People turn the wheels in cycling. Its stories of the everyday, the mundane and the exotic that lends our pursuit endless fascination. Over the last few months I’ve been working my way through an excellent little book; Craig Taylor’s ‘Londoners: The days and nights of London as told by those who love it, hate it, live it, left it and long for it‘.Its a work of anthropology, distilling the experiences of Londoners into vignettes, collating small stories of life from the capital city. Unexpectedly, during a late night ‘Reading my book whilst listening to Zero 7 and sipping a restorative‘ session, I happened across Dan Simon’s story, a rickshaw driver from London. His voice reached out from the pages. I can imagine the late night scene. I’ve been soaked through my waterproofs, into my skin, into my soul. I’ve heard the jeering. I’ve felt the pain. I’ve eaten that meal.
Here’s the passage from Dan’s interview with Craig Taylor repeated verbatim.
My very first fare were two guys I picked up in Covent Garden. They were a couple of drunken guys wearing suits and they wanted to go to Liverpool St station. I equated Liverpool Street station, for some reason, with St Paul’s and I charged them £7 each and ended up on an excruciating journey which lasted over an hour and a half because I got lost and ended up going via Angel, Inslington, up Pentonville Road. The hill up to the Angel was so extraordinary. The pain I was suffering was immense and it was pissing down with rain. It was an all-over ache that stared at the bottom of my feet and worked its way all the way up to the bottom of my neck. It was pouring down with rain and I was pouring with sweat and I ended up pulling the rickshaw over to the side of the street where a bus stop full of people were jeering at me. They were just going, come on mate, you can do it, get up the hill. And I looked back at the two guys and they were just slouching over each other with cigarettes and I said, guys, look, I’m going to have to leave you here, I don’t know where the hell I’m going. And they said, well man, listen, you’ve got to go back down the hill. I said, what do you mean, I’ve got to go back down the hill. They said, no, no, you’re going the wrong way. i said, why the f*ck didn’t you tell me that before? So i ended up taking them to Liverpool Street Station in the end, and hour and a half later. They paid me my miserable f*cking £14 and then I went and ate like I’ve never eaten before in my life. I had two burgers, two portions of chips, two bottles of Lucozade and a chocolate bar. I ate like a pig. I’ve never been so hungry in my life.

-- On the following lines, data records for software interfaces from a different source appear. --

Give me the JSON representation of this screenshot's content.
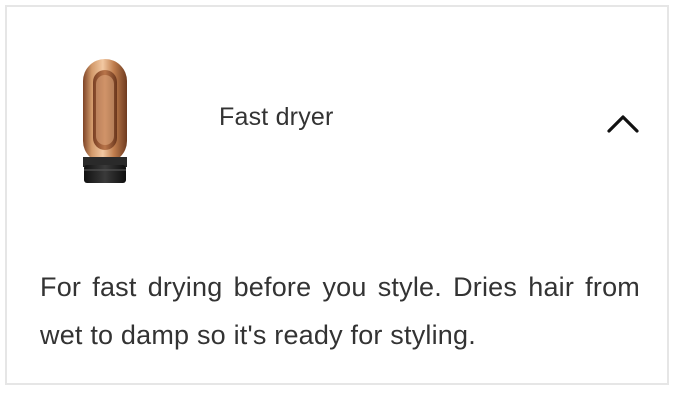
{
  "product": {
    "title": "Fast dryer",
    "description": "For fast drying before you style. Dries hair from wet to damp so it's ready for styling.",
    "image_icon": "hair-dryer-attachment-icon",
    "expanded": true
  },
  "colors": {
    "copper": "#c98a5a",
    "copper_dark": "#8f5531",
    "base_dark": "#1f1f1f",
    "text": "#333333",
    "border": "#e6e6e6"
  },
  "icons": {
    "toggle": "chevron-up-icon"
  }
}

It was an all night cafe, twenty four hours, populated by cab drivers and night owls, and I just sat there and hogged myself. The rickshaw was just a sight. It was parked, two wheels up in the air on the side of the kerb, abandoned in my wild haste for food.
I got not even a quarter of the money I was owed for that ride, but I felt that I was doing something that I was enjoying, not some bullshit that had been driving me insane the year before. It was tiring, it was exhausting, but I felt every bone in my body. I felt my muscles like I never had before and I felt alive.

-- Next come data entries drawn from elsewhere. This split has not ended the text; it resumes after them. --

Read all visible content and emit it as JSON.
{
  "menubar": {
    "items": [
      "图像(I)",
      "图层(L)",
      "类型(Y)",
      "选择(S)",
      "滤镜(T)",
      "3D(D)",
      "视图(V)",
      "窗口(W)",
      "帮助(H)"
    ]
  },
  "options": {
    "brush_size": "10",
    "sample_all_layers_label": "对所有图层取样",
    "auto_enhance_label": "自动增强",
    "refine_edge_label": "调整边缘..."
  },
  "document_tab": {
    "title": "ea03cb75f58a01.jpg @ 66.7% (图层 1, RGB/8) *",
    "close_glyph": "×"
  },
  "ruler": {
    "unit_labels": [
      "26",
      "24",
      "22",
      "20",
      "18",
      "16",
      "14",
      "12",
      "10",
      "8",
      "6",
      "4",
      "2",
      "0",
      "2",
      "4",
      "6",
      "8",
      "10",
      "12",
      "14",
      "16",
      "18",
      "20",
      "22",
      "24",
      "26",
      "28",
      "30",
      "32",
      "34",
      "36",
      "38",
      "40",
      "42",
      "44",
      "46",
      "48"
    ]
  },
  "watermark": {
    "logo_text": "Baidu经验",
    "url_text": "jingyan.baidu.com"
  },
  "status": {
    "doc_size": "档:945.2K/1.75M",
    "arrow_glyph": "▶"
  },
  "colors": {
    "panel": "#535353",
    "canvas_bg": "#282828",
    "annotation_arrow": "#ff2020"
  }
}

As a cyclist, I can’t help but empathise with his experience and yet still yearn for it. There can’t be many tougher ways to earn your living than cycling around the streets in all weathers, hauling loads that vary in weight, willingness and demeanour. But equally there can be few more pursuits that would provide the same range of experiences and sense of humanity.
‘Londoners: The days and nights of London as told by those who love it, hate it, live it, left it and long for it by Craig Taylor, is highly recommended. Image courtesy of the excellent migrant forum.